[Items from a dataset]
○ ○ ○ ○ ○ ○ ○

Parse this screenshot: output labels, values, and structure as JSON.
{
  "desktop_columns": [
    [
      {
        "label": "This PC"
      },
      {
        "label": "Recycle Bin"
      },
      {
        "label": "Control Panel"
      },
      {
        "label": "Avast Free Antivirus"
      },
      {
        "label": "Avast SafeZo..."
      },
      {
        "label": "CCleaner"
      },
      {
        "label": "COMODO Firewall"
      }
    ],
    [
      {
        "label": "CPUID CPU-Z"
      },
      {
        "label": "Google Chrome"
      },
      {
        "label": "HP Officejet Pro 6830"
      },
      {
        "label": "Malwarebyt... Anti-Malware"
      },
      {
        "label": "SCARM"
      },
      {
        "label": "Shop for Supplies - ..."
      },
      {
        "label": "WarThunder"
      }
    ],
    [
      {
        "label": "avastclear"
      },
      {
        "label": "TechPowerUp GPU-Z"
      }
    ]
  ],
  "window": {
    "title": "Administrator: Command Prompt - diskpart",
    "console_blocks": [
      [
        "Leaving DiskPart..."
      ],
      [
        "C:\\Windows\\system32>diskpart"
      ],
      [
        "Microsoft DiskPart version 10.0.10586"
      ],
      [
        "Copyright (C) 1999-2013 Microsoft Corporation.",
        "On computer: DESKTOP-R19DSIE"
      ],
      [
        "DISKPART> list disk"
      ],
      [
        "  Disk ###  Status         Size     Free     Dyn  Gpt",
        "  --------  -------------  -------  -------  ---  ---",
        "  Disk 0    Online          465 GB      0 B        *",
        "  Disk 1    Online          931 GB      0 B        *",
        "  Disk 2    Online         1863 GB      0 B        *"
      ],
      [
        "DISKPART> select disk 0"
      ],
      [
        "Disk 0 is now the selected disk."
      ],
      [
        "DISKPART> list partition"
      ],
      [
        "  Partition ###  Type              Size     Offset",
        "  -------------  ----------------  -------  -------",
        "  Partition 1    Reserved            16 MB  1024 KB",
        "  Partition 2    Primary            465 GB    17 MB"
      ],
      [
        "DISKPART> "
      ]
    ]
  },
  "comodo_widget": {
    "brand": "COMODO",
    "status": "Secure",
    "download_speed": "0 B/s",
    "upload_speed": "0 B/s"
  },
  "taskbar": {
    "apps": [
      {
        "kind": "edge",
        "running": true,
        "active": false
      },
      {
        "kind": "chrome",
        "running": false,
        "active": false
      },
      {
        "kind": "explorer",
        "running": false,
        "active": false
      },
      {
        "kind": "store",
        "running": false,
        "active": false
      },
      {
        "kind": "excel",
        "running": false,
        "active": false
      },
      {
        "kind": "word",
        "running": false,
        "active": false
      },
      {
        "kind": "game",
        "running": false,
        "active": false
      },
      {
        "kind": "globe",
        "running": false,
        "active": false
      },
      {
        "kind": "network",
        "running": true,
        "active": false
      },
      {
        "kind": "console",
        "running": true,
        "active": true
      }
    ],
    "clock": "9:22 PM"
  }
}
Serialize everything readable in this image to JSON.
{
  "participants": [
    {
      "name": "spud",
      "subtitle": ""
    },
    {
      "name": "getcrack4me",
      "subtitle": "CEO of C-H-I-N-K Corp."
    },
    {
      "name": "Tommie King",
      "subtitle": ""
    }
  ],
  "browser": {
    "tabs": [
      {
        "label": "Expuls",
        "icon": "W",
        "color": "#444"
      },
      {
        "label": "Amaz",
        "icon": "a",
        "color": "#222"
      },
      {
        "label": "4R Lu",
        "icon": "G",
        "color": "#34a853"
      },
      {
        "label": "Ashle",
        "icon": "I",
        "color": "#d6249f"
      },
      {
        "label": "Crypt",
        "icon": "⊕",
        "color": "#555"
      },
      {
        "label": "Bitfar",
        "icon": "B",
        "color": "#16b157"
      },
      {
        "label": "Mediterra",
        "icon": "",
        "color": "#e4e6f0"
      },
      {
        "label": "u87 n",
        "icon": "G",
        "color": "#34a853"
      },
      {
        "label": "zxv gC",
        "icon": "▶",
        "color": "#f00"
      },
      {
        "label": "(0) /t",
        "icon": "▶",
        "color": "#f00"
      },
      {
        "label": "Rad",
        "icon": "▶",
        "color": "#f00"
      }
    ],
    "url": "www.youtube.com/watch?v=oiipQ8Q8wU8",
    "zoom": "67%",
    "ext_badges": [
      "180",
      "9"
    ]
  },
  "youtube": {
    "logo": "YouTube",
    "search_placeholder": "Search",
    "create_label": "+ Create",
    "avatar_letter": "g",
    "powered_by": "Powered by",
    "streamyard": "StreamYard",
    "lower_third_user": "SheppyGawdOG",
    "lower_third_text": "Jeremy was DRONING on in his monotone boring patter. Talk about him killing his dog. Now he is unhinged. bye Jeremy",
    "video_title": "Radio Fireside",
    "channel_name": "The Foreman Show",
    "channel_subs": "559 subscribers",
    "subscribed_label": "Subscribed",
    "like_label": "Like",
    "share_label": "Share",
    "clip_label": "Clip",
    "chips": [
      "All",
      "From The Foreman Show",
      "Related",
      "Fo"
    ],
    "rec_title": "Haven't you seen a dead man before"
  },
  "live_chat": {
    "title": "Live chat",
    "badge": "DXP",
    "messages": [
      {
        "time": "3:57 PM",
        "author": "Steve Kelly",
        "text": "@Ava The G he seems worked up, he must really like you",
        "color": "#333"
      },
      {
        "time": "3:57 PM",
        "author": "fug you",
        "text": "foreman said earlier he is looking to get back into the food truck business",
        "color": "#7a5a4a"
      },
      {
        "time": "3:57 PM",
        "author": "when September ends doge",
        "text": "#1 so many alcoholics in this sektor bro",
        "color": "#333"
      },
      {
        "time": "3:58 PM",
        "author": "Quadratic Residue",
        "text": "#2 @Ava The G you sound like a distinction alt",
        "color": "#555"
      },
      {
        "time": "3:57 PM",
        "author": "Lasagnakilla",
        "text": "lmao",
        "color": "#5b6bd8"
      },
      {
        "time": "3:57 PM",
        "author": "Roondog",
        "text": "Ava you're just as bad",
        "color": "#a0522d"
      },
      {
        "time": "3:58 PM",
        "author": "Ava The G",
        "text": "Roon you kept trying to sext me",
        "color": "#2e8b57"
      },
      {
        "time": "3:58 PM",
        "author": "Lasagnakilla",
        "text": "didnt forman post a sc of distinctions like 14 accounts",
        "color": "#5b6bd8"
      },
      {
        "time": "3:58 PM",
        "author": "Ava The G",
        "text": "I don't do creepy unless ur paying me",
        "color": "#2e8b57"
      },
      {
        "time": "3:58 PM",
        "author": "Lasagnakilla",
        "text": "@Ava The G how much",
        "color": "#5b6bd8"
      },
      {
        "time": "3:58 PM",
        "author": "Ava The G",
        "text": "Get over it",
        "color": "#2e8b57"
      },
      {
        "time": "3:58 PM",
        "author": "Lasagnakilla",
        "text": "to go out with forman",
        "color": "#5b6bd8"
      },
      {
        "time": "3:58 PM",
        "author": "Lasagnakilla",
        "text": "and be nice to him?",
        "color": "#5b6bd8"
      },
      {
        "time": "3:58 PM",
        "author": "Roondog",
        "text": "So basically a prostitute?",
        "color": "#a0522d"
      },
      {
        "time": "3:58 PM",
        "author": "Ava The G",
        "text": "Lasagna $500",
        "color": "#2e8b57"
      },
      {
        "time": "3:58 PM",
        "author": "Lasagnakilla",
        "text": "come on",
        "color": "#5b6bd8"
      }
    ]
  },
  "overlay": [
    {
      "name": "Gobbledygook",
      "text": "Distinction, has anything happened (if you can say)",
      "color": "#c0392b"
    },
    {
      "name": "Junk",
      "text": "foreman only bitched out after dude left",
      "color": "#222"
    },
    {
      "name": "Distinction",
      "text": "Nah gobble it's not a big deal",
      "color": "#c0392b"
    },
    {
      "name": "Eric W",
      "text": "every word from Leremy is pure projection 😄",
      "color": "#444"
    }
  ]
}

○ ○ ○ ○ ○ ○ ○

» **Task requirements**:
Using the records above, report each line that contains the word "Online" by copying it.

» **Result of the task**:
        "  Disk 0    Online          465 GB      0 B        *",
        "  Disk 1    Online          931 GB      0 B        *",
        "  Disk 2    Online         1863 GB      0 B        *"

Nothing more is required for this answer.